Task objective —
Print the entries once more, unchanged.

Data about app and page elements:
==*==
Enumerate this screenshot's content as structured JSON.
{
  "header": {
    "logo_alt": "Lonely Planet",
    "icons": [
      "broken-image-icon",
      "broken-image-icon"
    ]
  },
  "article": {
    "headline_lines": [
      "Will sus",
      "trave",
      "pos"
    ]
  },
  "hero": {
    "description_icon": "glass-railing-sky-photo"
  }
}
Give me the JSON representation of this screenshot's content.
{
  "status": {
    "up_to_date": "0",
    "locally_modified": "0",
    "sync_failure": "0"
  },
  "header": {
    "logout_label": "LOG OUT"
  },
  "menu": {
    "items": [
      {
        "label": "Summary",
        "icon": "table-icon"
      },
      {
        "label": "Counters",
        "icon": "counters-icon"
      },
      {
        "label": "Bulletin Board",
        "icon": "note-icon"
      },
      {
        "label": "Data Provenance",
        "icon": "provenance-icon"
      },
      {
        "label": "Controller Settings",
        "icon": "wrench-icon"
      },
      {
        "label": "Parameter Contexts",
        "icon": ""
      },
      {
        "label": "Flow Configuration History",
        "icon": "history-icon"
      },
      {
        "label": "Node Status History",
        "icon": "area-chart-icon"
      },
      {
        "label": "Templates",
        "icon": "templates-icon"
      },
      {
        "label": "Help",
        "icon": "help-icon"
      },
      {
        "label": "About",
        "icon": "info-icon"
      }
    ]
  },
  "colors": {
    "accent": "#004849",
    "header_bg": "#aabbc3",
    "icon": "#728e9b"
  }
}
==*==
Response for this exercise —
Enumerate this screenshot's content as structured JSON.
{
  "header": {
    "logo_alt": "Lonely Planet",
    "icons": [
      "broken-image-icon",
      "broken-image-icon"
    ]
  },
  "article": {
    "headline_lines": [
      "Will sus",
      "trave",
      "pos"
    ]
  },
  "hero": {
    "description_icon": "glass-railing-sky-photo"
  }
}
Give me the JSON representation of this screenshot's content.
{
  "status": {
    "up_to_date": "0",
    "locally_modified": "0",
    "sync_failure": "0"
  },
  "header": {
    "logout_label": "LOG OUT"
  },
  "menu": {
    "items": [
      {
        "label": "Summary",
        "icon": "table-icon"
      },
      {
        "label": "Counters",
        "icon": "counters-icon"
      },
      {
        "label": "Bulletin Board",
        "icon": "note-icon"
      },
      {
        "label": "Data Provenance",
        "icon": "provenance-icon"
      },
      {
        "label": "Controller Settings",
        "icon": "wrench-icon"
      },
      {
        "label": "Parameter Contexts",
        "icon": ""
      },
      {
        "label": "Flow Configuration History",
        "icon": "history-icon"
      },
      {
        "label": "Node Status History",
        "icon": "area-chart-icon"
      },
      {
        "label": "Templates",
        "icon": "templates-icon"
      },
      {
        "label": "Help",
        "icon": "help-icon"
      },
      {
        "label": "About",
        "icon": "info-icon"
      }
    ]
  },
  "colors": {
    "accent": "#004849",
    "header_bg": "#aabbc3",
    "icon": "#728e9b"
  }
}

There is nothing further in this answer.